Introduction: Inguinal lymphadenectomy (ILND) is the standard of care for patients with invasive squamous cell carcinoma (SCC) of the penis but it is still often omitted due to the morbidity associated with open surgery. To help mitigate wound-related complications, a minimally invasive (MI) approach was proposed in 2003 but its spread was probably hampered by the lack of confindence of the urologists with the endoscopic anatomy of the groin.
Methods: we describe the pivotal points of surgical anatomy of the groin and present our technique for a robot-assisted approach to radical ILND. We also report outcomes of our multicenter database on ILND for penile cancer.
Results: overall, 257 patients were included in the study and 233 required an ILND, which was performed with a MI approach in 22 cases. Among these, 6 (27%) were robot-assisted.A partial or radical penectomy was also performed in 7 (32%) and 3 (14%) cases, respectively. Median operation time was 300 min (IQR: 285-325), mainly for ILND (225 min; IQR: 200-240). One single intraoperative complication was recorded, which required conversion to open surgery. Median length of stay was 6 days and inguinal drains were removed on post-operative day 29 (IQR: 22-36). Major post-operative complications were observed in 4 patients (18%).

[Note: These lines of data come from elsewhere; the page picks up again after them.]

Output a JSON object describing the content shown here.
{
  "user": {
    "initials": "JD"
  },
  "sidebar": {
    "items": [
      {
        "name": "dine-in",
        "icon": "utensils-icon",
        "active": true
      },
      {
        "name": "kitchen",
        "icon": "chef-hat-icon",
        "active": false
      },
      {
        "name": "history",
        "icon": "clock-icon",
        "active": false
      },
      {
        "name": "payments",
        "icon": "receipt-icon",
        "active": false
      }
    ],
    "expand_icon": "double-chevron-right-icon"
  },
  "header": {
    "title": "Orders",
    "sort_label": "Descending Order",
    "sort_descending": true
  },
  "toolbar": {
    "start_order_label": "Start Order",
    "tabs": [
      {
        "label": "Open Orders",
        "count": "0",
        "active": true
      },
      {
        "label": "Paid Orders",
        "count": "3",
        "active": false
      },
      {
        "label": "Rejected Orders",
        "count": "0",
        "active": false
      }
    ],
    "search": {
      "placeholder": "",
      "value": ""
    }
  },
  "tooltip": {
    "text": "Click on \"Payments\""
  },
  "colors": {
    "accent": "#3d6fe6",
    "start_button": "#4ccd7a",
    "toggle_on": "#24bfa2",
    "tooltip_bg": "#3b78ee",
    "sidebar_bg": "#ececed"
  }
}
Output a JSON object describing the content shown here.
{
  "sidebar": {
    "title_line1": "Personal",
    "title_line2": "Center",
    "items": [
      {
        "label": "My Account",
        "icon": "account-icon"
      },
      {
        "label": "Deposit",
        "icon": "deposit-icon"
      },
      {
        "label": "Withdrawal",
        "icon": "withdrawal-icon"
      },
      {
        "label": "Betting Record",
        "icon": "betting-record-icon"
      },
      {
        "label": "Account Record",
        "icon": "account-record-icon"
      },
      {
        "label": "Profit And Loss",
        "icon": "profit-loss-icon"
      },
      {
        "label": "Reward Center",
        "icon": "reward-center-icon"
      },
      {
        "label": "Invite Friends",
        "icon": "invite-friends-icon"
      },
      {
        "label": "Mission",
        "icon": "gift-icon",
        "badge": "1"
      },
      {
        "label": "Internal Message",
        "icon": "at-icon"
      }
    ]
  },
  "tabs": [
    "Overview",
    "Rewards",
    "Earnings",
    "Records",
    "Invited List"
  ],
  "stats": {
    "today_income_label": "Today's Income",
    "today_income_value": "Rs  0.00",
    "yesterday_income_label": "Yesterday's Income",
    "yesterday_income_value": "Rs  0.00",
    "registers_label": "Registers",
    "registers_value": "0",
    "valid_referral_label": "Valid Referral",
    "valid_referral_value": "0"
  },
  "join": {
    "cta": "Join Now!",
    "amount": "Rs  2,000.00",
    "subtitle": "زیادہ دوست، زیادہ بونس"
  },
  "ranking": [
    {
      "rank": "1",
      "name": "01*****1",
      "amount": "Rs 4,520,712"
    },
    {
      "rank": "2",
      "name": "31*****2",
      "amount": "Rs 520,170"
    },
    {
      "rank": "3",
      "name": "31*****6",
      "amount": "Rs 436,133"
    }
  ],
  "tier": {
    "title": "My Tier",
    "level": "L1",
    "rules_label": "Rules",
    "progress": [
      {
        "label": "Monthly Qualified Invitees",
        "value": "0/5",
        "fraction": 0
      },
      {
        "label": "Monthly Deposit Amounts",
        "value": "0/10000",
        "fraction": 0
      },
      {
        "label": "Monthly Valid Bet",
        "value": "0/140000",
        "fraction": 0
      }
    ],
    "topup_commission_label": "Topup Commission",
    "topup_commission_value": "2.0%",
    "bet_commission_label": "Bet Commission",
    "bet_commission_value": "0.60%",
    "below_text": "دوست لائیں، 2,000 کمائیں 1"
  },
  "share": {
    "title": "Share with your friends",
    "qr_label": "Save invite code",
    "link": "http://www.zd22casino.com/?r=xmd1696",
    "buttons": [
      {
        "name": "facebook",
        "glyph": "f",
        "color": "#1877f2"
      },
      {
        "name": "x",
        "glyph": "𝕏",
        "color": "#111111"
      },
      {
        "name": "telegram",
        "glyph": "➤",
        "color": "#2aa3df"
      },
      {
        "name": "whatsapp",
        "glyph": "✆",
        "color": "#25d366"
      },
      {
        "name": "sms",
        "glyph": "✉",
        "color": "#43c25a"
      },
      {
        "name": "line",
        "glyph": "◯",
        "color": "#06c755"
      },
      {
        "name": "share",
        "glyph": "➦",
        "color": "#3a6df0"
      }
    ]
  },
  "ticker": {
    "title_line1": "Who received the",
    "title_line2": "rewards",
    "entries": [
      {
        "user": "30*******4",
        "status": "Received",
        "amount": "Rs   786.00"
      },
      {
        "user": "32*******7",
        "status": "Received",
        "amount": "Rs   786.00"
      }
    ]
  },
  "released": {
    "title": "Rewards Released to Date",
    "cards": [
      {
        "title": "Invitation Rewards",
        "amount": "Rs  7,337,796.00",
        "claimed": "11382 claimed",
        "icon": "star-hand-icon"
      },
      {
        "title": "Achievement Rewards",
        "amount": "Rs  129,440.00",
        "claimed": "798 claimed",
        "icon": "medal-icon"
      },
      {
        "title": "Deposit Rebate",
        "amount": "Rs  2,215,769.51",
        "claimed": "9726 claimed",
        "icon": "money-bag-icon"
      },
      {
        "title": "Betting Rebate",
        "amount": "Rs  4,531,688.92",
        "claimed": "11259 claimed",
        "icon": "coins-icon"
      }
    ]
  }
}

Conclusions: the surgical anatomy of the groin learnt in open surgery is useful when a minimally invasive approach is preferred. Video-endoscopic ILND is safe and effective, though dramatically underutilized also in referral centers.